The handwriting is on the cyber wall: the future of books is here, and it’s not printed on paper. Bookstores of all sizes and selection are shaking in the shadows as Kindles, Nooks, iPads, smart phones, etc. etc. march into the market square to the din of cheering crowds!
I’ve retreated to my spare room where I crouch behind shelves of old favorites and fling out my weapons at the cyber newcomers—pages read from Dickens, Thoreau, Hugo, and Tolstoy. Where would we be without Dickens?!: “It was the best of times, it was the worst of times!”
My barricade is teetering. “It was the age of wisdom, it was the age of foolishness!” I knew I would be defeated before I began. Like the libraries that have become archival storage museums and electronic data bases for the New York Times and People magazine, I know “resistance is futile.” My voice is growing weak: “It was the season of Light, it was the season of Darkness!”
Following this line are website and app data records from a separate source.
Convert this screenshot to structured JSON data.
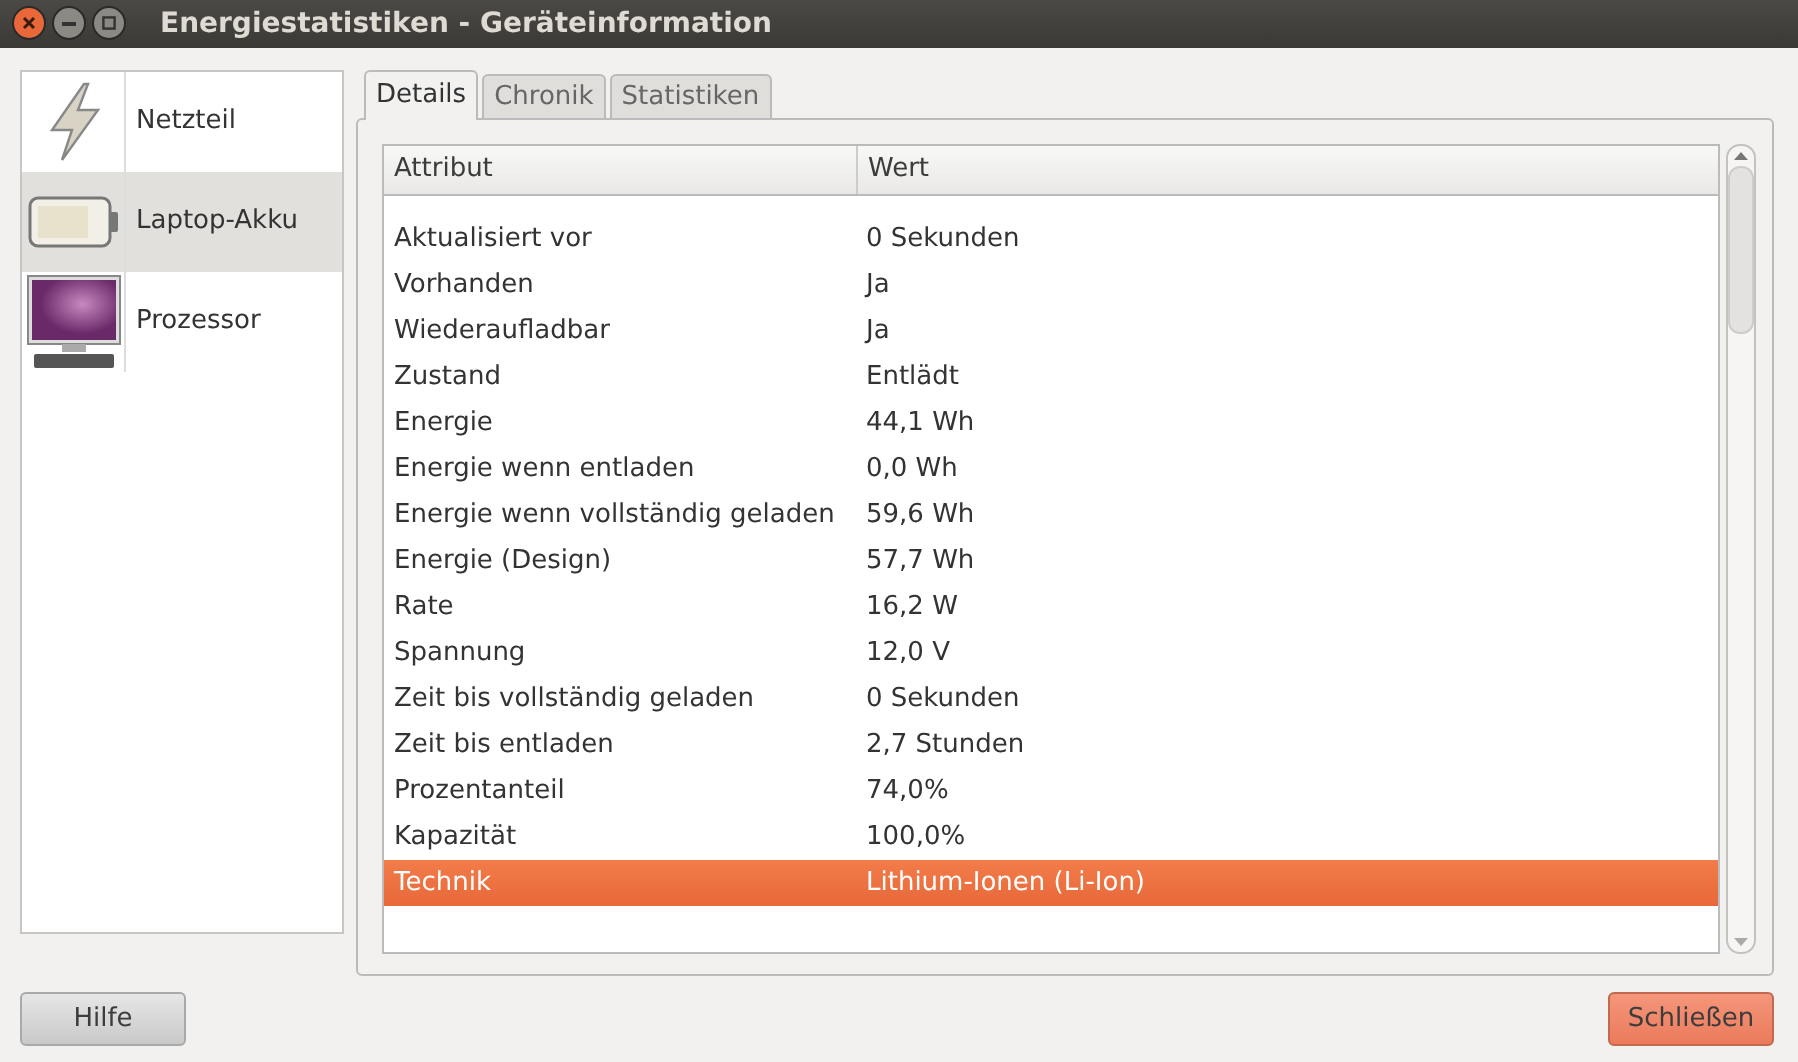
{
  "window": {
    "title": "Energiestatistiken - Geräteinformation"
  },
  "sidebar": {
    "items": [
      {
        "label": "Netzteil",
        "kind": "power",
        "selected": false
      },
      {
        "label": "Laptop-Akku",
        "kind": "battery",
        "selected": true
      },
      {
        "label": "Prozessor",
        "kind": "computer",
        "selected": false
      }
    ]
  },
  "tabs": [
    {
      "label": "Details",
      "selected": true
    },
    {
      "label": "Chronik",
      "selected": false
    },
    {
      "label": "Statistiken",
      "selected": false
    }
  ],
  "table": {
    "columns": [
      "Attribut",
      "Wert"
    ],
    "rows": [
      {
        "attribute": "Aktualisiert vor",
        "value": "0 Sekunden",
        "selected": false
      },
      {
        "attribute": "Vorhanden",
        "value": "Ja",
        "selected": false
      },
      {
        "attribute": "Wiederaufladbar",
        "value": "Ja",
        "selected": false
      },
      {
        "attribute": "Zustand",
        "value": "Entlädt",
        "selected": false
      },
      {
        "attribute": "Energie",
        "value": "44,1 Wh",
        "selected": false
      },
      {
        "attribute": "Energie wenn entladen",
        "value": "0,0 Wh",
        "selected": false
      },
      {
        "attribute": "Energie wenn vollständig geladen",
        "value": "59,6 Wh",
        "selected": false
      },
      {
        "attribute": "Energie (Design)",
        "value": "57,7 Wh",
        "selected": false
      },
      {
        "attribute": "Rate",
        "value": "16,2 W",
        "selected": false
      },
      {
        "attribute": "Spannung",
        "value": "12,0 V",
        "selected": false
      },
      {
        "attribute": "Zeit bis vollständig geladen",
        "value": "0 Sekunden",
        "selected": false
      },
      {
        "attribute": "Zeit bis entladen",
        "value": "2,7 Stunden",
        "selected": false
      },
      {
        "attribute": "Prozentanteil",
        "value": "74,0%",
        "selected": false
      },
      {
        "attribute": "Kapazität",
        "value": "100,0%",
        "selected": false
      },
      {
        "attribute": "Technik",
        "value": "Lithium-Ionen (Li-Ion)",
        "selected": true
      }
    ]
  },
  "buttons": [
    {
      "label": "Hilfe",
      "kind": "normal"
    },
    {
      "label": "Schließen",
      "kind": "default"
    }
  ]
}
I’m fairly certain my grandchildren will read most of their stories from an electronic device. They may never experience sitting among bookshelves in a brightly colored children’s section while a lady reads to them:
“There was once a velveteen rabbit, and in the beginning he was really splendid. He was fat and bunchy, as a rabbit should be; his coat was spotted brown and white, he had real thread whiskers, and his ears were lined with pink sateen.”
Will they really miss out if they snuggle on my lap in a large rocker while I read from a screen? It’s the magic of the words that matters—not the delivery system. Still, I relate to the keepers of the library at Alexandria who must have watched in tearful despair as it burned! I offer their ghosts a moment of silence while the ashes of great words fall around us.
So what will I do with my lovingly kept books—the old fashioned kind where you can turn the page and not have to worry about sun reflection—the kind I could carry between my teeth to the branches of a tree and not worry about dropping a valuable piece of electronics—the kind that (with seven others) took up most of the room at my feet while travelling?
I will not be trucking off my own cherished favorites anytime soon—especially the leather bound classics I inherited from my granddad—but all the children’s stories that I’ve squirreled away with the visions of a hobbit land in my backyard—the stories of Heidi, a Secret Garden, a horse named Black Beauty, a dog named Buck, and many, many others—these I’ve come to admit will probably not receive the use I imagined.
Part of me is silently screaming: “it was the spring of hope, it was the winter of despair!” The practical (sometimes annoying) part, is facing reality bravely, though my knees tremble.
So what to do?
1. Find my beloved books a better home where children and others can hear the stories before it’s too late. Options include: donating to shelters or a thrift store, hosting a yard sale, or selling them on ebay.
2. For old paperbacks that just take up space, I might use the pages to cover a cork bulletin board, hodgepodge a square vase, or wallpaper the wall in front of the guest toilet. Really, I might.
3. Dated text books are also great to hallow out and create hidden cavities. I’ve wrapped a video game disguised in one before. My son’s despair turned to joy when he realized he was not getting another book! (Sadly, he does not take after his mom.)
4. A décor idea is to paint the spines of old books the same color, or cover them with heavy paper and tie a handful together with string or a ribbon for the corner of a shelf. (Think giraffe print paper with a brown ribbon.) I recently saw stacks of similar books selling for $19 – $99!
So I am sorting, caressing, and sadly saying good-byes. Whispering promises that they will still be valued, perhaps loved.
And my conflicted soul is lamenting: “we had everything before us, we had nothing before us, we were all going direct to heaven, we were all going direct the other way.”